[What to do] Those lines of the data that hold the word "Behavioral" are to be copied out.

[Material provided]
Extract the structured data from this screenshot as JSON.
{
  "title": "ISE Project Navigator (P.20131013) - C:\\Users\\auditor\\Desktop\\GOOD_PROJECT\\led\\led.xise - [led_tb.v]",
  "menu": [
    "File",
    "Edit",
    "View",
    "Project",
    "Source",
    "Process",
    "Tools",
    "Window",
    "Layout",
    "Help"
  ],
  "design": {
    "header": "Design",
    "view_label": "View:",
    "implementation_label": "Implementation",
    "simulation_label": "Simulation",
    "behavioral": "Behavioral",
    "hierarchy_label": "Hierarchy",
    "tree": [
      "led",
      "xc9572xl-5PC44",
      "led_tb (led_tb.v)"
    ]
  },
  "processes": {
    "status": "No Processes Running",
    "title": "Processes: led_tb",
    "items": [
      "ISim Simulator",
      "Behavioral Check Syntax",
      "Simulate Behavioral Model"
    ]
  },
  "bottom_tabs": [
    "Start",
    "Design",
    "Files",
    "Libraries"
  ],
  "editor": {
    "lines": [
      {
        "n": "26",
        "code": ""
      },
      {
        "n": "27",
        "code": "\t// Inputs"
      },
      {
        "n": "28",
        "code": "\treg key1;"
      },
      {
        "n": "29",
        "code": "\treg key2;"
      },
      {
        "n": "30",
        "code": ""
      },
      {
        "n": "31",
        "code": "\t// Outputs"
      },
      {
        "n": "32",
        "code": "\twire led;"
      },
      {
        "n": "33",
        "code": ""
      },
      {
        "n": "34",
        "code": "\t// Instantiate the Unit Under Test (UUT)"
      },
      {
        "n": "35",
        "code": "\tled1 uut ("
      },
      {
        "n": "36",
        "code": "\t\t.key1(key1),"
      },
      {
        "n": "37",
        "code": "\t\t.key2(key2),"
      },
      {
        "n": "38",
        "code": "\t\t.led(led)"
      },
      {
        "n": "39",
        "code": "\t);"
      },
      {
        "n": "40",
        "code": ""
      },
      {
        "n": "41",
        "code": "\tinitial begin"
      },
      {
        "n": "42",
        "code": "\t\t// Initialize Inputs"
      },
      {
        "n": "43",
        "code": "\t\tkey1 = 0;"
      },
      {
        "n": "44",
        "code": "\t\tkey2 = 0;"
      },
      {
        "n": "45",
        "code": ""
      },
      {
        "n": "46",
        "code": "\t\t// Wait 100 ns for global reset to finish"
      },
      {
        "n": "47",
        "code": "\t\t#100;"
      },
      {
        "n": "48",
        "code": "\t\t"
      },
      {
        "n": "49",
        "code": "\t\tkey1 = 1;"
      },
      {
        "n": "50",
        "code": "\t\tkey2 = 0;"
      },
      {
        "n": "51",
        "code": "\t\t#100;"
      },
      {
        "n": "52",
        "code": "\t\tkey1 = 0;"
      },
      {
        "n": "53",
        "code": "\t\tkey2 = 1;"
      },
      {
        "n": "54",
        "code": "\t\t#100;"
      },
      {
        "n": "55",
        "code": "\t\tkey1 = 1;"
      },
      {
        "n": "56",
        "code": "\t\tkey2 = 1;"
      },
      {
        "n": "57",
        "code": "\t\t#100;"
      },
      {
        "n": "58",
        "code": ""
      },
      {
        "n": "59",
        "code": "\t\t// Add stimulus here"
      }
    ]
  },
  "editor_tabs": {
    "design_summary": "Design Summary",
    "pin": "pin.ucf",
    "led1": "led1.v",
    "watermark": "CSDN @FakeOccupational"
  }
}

[Written response]
    "behavioral": "Behavioral",
      "Behavioral Check Syntax",
      "Simulate Behavioral Model"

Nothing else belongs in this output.